▶ _THE INPUT_

.....

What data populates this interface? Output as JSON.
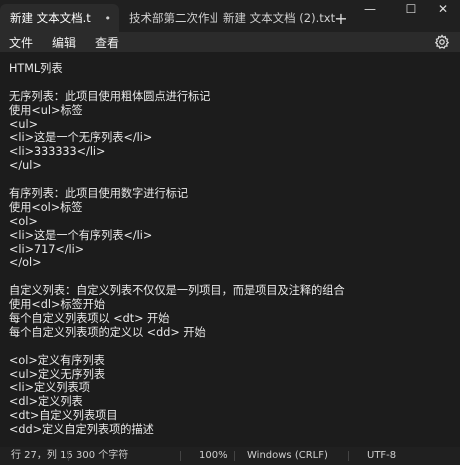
{
  "tabs": [
    {
      "label": "新建 文本文档.t",
      "active": true,
      "close": "•"
    },
    {
      "label": "技术部第二次作业.htn",
      "active": false
    },
    {
      "label": "新建 文本文档 (2).txt",
      "active": false
    }
  ],
  "new_tab_symbol": "+",
  "window_controls": {
    "minimize": "—",
    "maximize": "☐",
    "close": "✕"
  },
  "menu": [
    "文件",
    "编辑",
    "查看"
  ],
  "settings_icon": "gear-icon",
  "editor_lines": [
    "HTML列表",
    "",
    "无序列表：此项目使用粗体圆点进行标记",
    "使用<ul>标签",
    "<ul>",
    "<li>这是一个无序列表</li>",
    "<li>333333</li>",
    "</ul>",
    "",
    "有序列表：此项目使用数字进行标记",
    "使用<ol>标签",
    "<ol>",
    "<li>这是一个有序列表</li>",
    "<li>717</li>",
    "</ol>",
    "",
    "自定义列表：自定义列表不仅仅是一列项目，而是项目及注释的组合",
    "使用<dl>标签开始",
    "每个自定义列表项以 <dt> 开始",
    "每个自定义列表项的定义以 <dd> 开始",
    "",
    "<ol>定义有序列表",
    "<ul>定义无序列表",
    "<li>定义列表项",
    "<dl>定义列表",
    "<dt>自定义列表项目",
    "<dd>定义自定列表项的描述"
  ],
  "status": {
    "position": "行 27，列 15",
    "char_count": "300 个字符",
    "zoom": "100%",
    "line_ending": "Windows (CRLF)",
    "encoding": "UTF-8"
  }
}
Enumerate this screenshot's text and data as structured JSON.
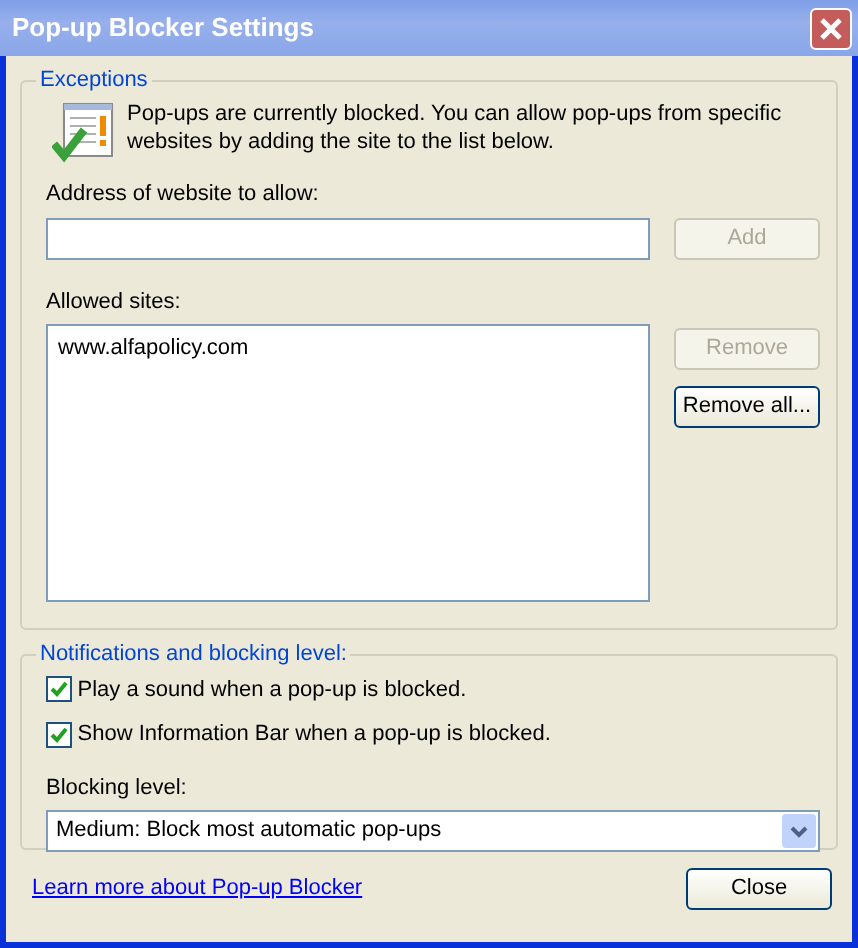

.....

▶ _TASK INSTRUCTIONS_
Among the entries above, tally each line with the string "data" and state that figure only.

▶ _TASK ANSWER_
2